You may have already heard about Martin Amis’ comments on BBC’s Faulks on Fiction, regarding children’s books. Specifically:
- “People ask me if I ever thought of writing a children’s book. … I say, ‘If I had a serious brain injury I might well write a children’s book’, but otherwise the idea of being conscious of who you’re directing the story to is anathema to me, because, in my view, fiction is freedom and any restraints on that are intolerable”
- “I would never write about someone that forced me to write at a lower register than what I can write”
If Amis had only focused on his objections to consciously writing for a particular audience, and whether that somehow hinders a writer’s creativity, he’d have made a valid point worth further debate. Instead, he made sweeping implications about the intelligence of children’s book writers and readers.
In fact, his comments give me flashbacks to the times I was criticized for reading children’s or YA books because I was beyond the “appropriate” age-level. Once I turned 13, I couldn’t buy anything labeled “Ages 8-12” unless I was shopping alone. By the end of high school, I was discouraged from setting foot in the Young Adult section. “Read something more challenging, more mature.”
Now, besides claiming nostalgia, I could defend myself by saying I’m doing research — I’m studying the techniques of other writers in my field so I can improve my own writing. I read Kathi Appelt’s Keeper and Donna Jo Napoli’s Sirena because I also want to write about mermaids. I wanted to see what Franny Billingsley and Berlie Doherty do with selkie legends, or how the writers in The Faery Reel blend undines, elves, and other fae characters into the 20th century world.
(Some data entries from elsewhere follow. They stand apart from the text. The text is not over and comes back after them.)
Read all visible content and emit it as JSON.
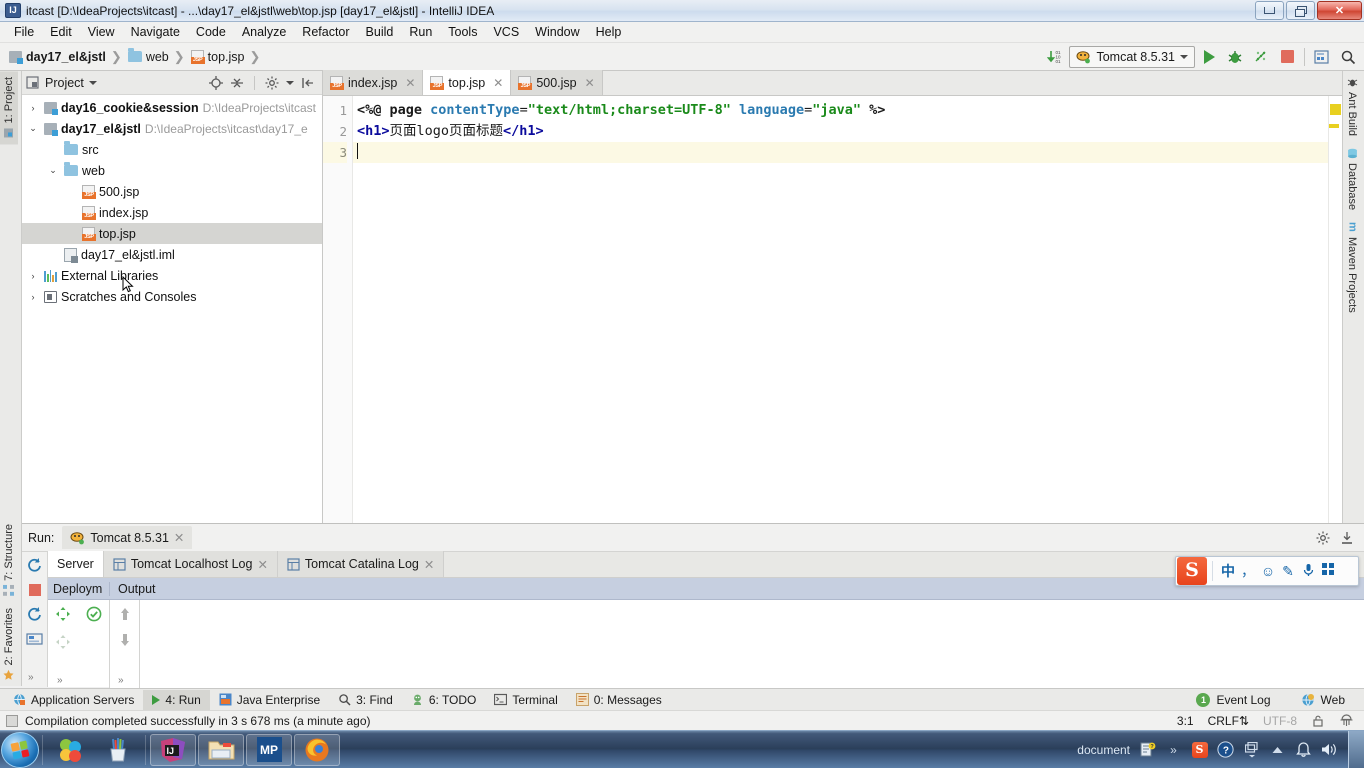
{
  "window": {
    "title": "itcast [D:\\IdeaProjects\\itcast] - ...\\day17_el&jstl\\web\\top.jsp [day17_el&jstl] - IntelliJ IDEA",
    "app_icon": "intellij-idea-icon",
    "minimize": "–",
    "restore": "❐",
    "close": "✕"
  },
  "menu": {
    "items": [
      {
        "label": "File"
      },
      {
        "label": "Edit"
      },
      {
        "label": "View"
      },
      {
        "label": "Navigate"
      },
      {
        "label": "Code"
      },
      {
        "label": "Analyze"
      },
      {
        "label": "Refactor"
      },
      {
        "label": "Build"
      },
      {
        "label": "Run"
      },
      {
        "label": "Tools"
      },
      {
        "label": "VCS"
      },
      {
        "label": "Window"
      },
      {
        "label": "Help"
      }
    ]
  },
  "navbar": {
    "breadcrumbs": [
      {
        "label": "day17_el&jstl",
        "icon": "module-icon"
      },
      {
        "label": "web",
        "icon": "folder-icon"
      },
      {
        "label": "top.jsp",
        "icon": "jsp-file-icon"
      }
    ],
    "separator": "❯",
    "run_config": "Tomcat 8.5.31",
    "run_config_caret": "⌄",
    "actions": [
      "compare-icon",
      "run-icon",
      "debug-icon",
      "run-coverage-icon",
      "stop-icon",
      "app-servers-icon",
      "search-everywhere-icon"
    ]
  },
  "left_strip": {
    "top": [
      {
        "label": "1: Project",
        "active": true
      }
    ],
    "bottom": [
      {
        "label": "7: Structure",
        "active": false
      },
      {
        "label": "2: Favorites",
        "active": false
      }
    ]
  },
  "right_strip": {
    "items": [
      {
        "label": "Ant Build",
        "icon": "ant-icon"
      },
      {
        "label": "Database",
        "icon": "database-icon"
      },
      {
        "label": "Maven Projects",
        "icon": "maven-icon"
      }
    ]
  },
  "project_panel": {
    "title": "Project",
    "title_caret": "▾",
    "actions": [
      "locate-icon",
      "collapse-all-icon",
      "settings-gear-icon",
      "hide-panel-icon"
    ],
    "tree": [
      {
        "arrow": "›",
        "label": "day16_cookie&session",
        "bold": true,
        "path": "D:\\IdeaProjects\\itcast",
        "icon": "module-icon",
        "indent": 0,
        "selected": false
      },
      {
        "arrow": "⌄",
        "label": "day17_el&jstl",
        "bold": true,
        "path": "D:\\IdeaProjects\\itcast\\day17_e",
        "icon": "module-icon",
        "indent": 0,
        "selected": false
      },
      {
        "arrow": "",
        "label": "src",
        "bold": false,
        "path": "",
        "icon": "folder-icon",
        "indent": 1,
        "selected": false
      },
      {
        "arrow": "⌄",
        "label": "web",
        "bold": false,
        "path": "",
        "icon": "folder-icon",
        "indent": 1,
        "selected": false
      },
      {
        "arrow": "",
        "label": "500.jsp",
        "bold": false,
        "path": "",
        "icon": "jsp-file-icon",
        "indent": 2,
        "selected": false
      },
      {
        "arrow": "",
        "label": "index.jsp",
        "bold": false,
        "path": "",
        "icon": "jsp-file-icon",
        "indent": 2,
        "selected": false
      },
      {
        "arrow": "",
        "label": "top.jsp",
        "bold": false,
        "path": "",
        "icon": "jsp-file-icon",
        "indent": 2,
        "selected": true
      },
      {
        "arrow": "",
        "label": "day17_el&jstl.iml",
        "bold": false,
        "path": "",
        "icon": "iml-file-icon",
        "indent": 1,
        "selected": false
      },
      {
        "arrow": "›",
        "label": "External Libraries",
        "bold": false,
        "path": "",
        "icon": "library-icon",
        "indent": 0,
        "selected": false
      },
      {
        "arrow": "›",
        "label": "Scratches and Consoles",
        "bold": false,
        "path": "",
        "icon": "scratches-icon",
        "indent": 0,
        "selected": false
      }
    ]
  },
  "editor": {
    "tabs": [
      {
        "label": "index.jsp",
        "active": false,
        "close": "✕"
      },
      {
        "label": "top.jsp",
        "active": true,
        "close": "✕"
      },
      {
        "label": "500.jsp",
        "active": false,
        "close": "✕"
      }
    ],
    "line_numbers": [
      "1",
      "2",
      "3"
    ],
    "code": {
      "line1": {
        "open": "<%@ page ",
        "attr1": "contentType",
        "eq": "=",
        "val1": "\"text/html;charset=UTF-8\"",
        "attr2": "language",
        "val2": "\"java\"",
        "close": "%>"
      },
      "line2": {
        "tag_open": "<h1>",
        "text": "页面logo页面标题",
        "tag_close": "</h1>"
      },
      "line3": ""
    }
  },
  "run_window": {
    "label": "Run:",
    "config_tab": "Tomcat 8.5.31",
    "config_tab_close": "✕",
    "head_actions": [
      "settings-gear-icon",
      "hide-icon"
    ],
    "sidebar_actions": [
      "rerun-icon",
      "stop-icon",
      "restart-server-icon",
      "threaddump-icon"
    ],
    "tabs": [
      {
        "label": "Server",
        "active": true,
        "close": ""
      },
      {
        "label": "Tomcat Localhost Log",
        "active": false,
        "close": "✕"
      },
      {
        "label": "Tomcat Catalina Log",
        "active": false,
        "close": "✕"
      }
    ],
    "columns": [
      {
        "label": "Deploym"
      },
      {
        "label": "Output"
      }
    ]
  },
  "tool_window_bar": {
    "items": [
      {
        "label": "Application Servers",
        "icon": "app-servers-icon",
        "active": false
      },
      {
        "label": "4: Run",
        "icon": "run-icon",
        "active": true
      },
      {
        "label": "Java Enterprise",
        "icon": "java-ee-icon",
        "active": false
      },
      {
        "label": "3: Find",
        "icon": "find-icon",
        "active": false
      },
      {
        "label": "6: TODO",
        "icon": "todo-icon",
        "active": false
      },
      {
        "label": "Terminal",
        "icon": "terminal-icon",
        "active": false
      },
      {
        "label": "0: Messages",
        "icon": "messages-icon",
        "active": false
      }
    ],
    "right": [
      {
        "label": "Event Log",
        "icon": "event-log-icon",
        "badge": "1"
      },
      {
        "label": "Web",
        "icon": "web-icon",
        "badge": ""
      }
    ]
  },
  "status_bar": {
    "message": "Compilation completed successfully in 3 s 678 ms (a minute ago)",
    "caret_position": "3:1",
    "line_separator": "CRLF",
    "line_separator_caret": "⇅",
    "encoding": "UTF-8",
    "lock_icon": "read-only-lock-icon",
    "inspection_icon": "hector-icon"
  },
  "ime_bar": {
    "logo": "S",
    "items": [
      {
        "icon": "chinese-mode-icon",
        "label": "中"
      },
      {
        "icon": "punctuation-icon",
        "label": "，"
      },
      {
        "icon": "emoji-icon",
        "label": "☺"
      },
      {
        "icon": "pen-icon",
        "label": "✎"
      },
      {
        "icon": "microphone-icon",
        "label": "🎤"
      },
      {
        "icon": "toolbox-icon",
        "label": "▦"
      }
    ]
  },
  "taskbar": {
    "start": "windows-start-orb",
    "quick_launch": [
      "media-player-icon",
      "pencil-cup-icon"
    ],
    "apps": [
      {
        "icon": "intellij-idea-icon",
        "label": "IJ",
        "pinned": true
      },
      {
        "icon": "file-explorer-icon",
        "label": "",
        "pinned": true
      },
      {
        "icon": "mp-app-icon",
        "label": "MP",
        "pinned": true
      },
      {
        "icon": "firefox-icon",
        "label": "",
        "pinned": true
      }
    ],
    "tray_text": "document",
    "tray_icons": [
      "document-help-icon",
      "overflow-icon",
      "sogou-icon",
      "help-icon",
      "window-icon",
      "show-hidden-icon",
      "notifications-bell-icon",
      "volume-icon"
    ]
  },
  "colors": {
    "accent": "#2a7ab0",
    "string_green": "#1a8a1a",
    "tag_blue": "#0a0a9c",
    "selection_gray": "#d5d5d2",
    "current_line": "#fcf9e4",
    "warning_yellow": "#e8d020",
    "sogou_orange": "#e8441c"
  }
}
But the simple truth is that I enjoy those books for their own sake. I check the YA section because that’s where I’ve found many of my favorites.
In any case, the strategies for writing quality literature are not restricted to those books placed in the Adult section. Elements such as
- a powerful theme
- an intriguing plot that grabs the reader from page 1
- fully-developed, dynamic characters
- “showing” vs. “telling”
- consistency and overall coherence, etc. etc. etc.
are the marks of any good story. “Children,” says writer Lucy Coats, “are astute observers of tone – they loathe adults who patronise them with a passion, adults who somehow assume they are not sentient beings because they are children … When I write fiction, I research and plan just as (I assume) Amis does.”
In fact, there are some who believe children’s literature should be more deeply and academically studied as literature–the same way that Jane Eyre and The Great Gatsby are studied. For more on this debate, see Beverly Lyon Clark’s Kiddie Lit: The Cultural Construction of Children’s Literature in America.
In Clark’s view,
- “. . . contemporary critics have been slow to take children’s literature seriously and treat it canonically. How many lists of the great books of the twentieth century—lists that do not specifically limit themselves to children’s books—include such children’s classics as Charlotte’s Web and Where the Wild Things Are?” (Kiddie Lit, pg. 2)
[…] But now I realized I could do something a little more sophisticated (a little ), and make it feel a little more like a job – or at least a project. And thus was born Postcards from La-La Land, an official “What of it?” to anyone who’d ever looked askance at my choice to spend much of my time in the Juv/YA section; I even wrote my fifth post on “The Juv/YA stigma.” […]
[…] reading Baby-sitters Club books or the latest John Green novel. This certainly isn’t the first time I’ve raised the subject of crushing the Juv/YA stigma here @ Postcards, and I’m […]